Although experimental and theoretical efforts have been applied to globally map genetic interactions, we still do not understand how gene-gene interactions arise from the operation of biomolecular networks. To bridge the gap between empirical and computational studies, we i, quantitatively measured genetic interactions between ∼185,000 metabolic gene pairs in Saccharomyces cerevisiae, ii, superposed the data on a detailed systems biology model of metabolism and iii, introduced a machine-learning method to reconcile empirical interaction data with model predictions. We systematically investigated the relative impacts of functional modularity and metabolic flux coupling on the distribution of negative and positive genetic interactions. We also provide a mechanistic explanation for the link between the degree of genetic interaction, pleiotropy and gene dispensability. Last, we show the feasibility of automated metabolic model refinement by correcting misannotations in NAD biosynthesis and confirming them by in vivo experiments.
Bibliographical noteFunding Information:
This work was supported by grants from The International Human Frontier Science Program Organization, the Hungarian Scientific Research Fund (OTKA PD 75261) and the ‘Lendület Program’ of the Hungarian Academy of Sciences

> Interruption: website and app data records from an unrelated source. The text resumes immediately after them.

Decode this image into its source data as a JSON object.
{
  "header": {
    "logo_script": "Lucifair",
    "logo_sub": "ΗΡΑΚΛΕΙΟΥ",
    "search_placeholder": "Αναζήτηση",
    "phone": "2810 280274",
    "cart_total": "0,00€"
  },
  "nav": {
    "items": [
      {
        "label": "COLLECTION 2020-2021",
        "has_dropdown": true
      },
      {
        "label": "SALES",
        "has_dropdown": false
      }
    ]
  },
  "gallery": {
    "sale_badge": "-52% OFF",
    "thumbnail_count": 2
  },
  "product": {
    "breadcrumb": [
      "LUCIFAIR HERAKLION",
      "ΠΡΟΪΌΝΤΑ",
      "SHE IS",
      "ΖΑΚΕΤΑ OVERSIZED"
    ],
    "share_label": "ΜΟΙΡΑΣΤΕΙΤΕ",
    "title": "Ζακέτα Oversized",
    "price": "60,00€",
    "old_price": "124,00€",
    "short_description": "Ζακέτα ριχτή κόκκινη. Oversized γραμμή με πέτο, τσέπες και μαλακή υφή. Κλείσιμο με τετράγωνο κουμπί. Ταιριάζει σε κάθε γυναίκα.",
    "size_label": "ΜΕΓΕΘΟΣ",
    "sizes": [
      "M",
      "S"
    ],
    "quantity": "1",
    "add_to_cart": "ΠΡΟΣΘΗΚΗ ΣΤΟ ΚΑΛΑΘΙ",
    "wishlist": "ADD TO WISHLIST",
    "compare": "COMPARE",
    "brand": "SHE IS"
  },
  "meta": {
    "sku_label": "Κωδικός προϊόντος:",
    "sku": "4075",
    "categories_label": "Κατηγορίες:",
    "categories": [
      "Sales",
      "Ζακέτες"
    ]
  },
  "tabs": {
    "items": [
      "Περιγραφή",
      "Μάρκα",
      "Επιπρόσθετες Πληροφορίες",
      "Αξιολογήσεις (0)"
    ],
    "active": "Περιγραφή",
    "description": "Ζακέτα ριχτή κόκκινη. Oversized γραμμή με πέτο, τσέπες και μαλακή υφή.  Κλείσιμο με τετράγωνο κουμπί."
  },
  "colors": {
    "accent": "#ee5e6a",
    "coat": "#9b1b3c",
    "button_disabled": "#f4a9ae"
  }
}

(B.P.), European Research Council (202591), Wellcome Trust and Hungarian Scientific Research Fund (C.P.), FEBS Long-Term Fellowship (B. Szamecz), Biotechnology & Biological Sciences Research Council (Grant BB/C505140/1) and the UNICELLSYS Collaborative Project (No. 201142) of the European Commission (S.G.O.), the US National Institutes of Health (1R01HG005084-01A1) and a seed grant from the University of Minnesota Biomedical Informatics and Computational Biology program (C.L.M.), the Canadian Institutes of Health Research (MOP-102629) (C.B. and B.J.A.) and the US National Institutes of Health (1R01HG005853-01) (C.B., B.J.A. and C.L.M.).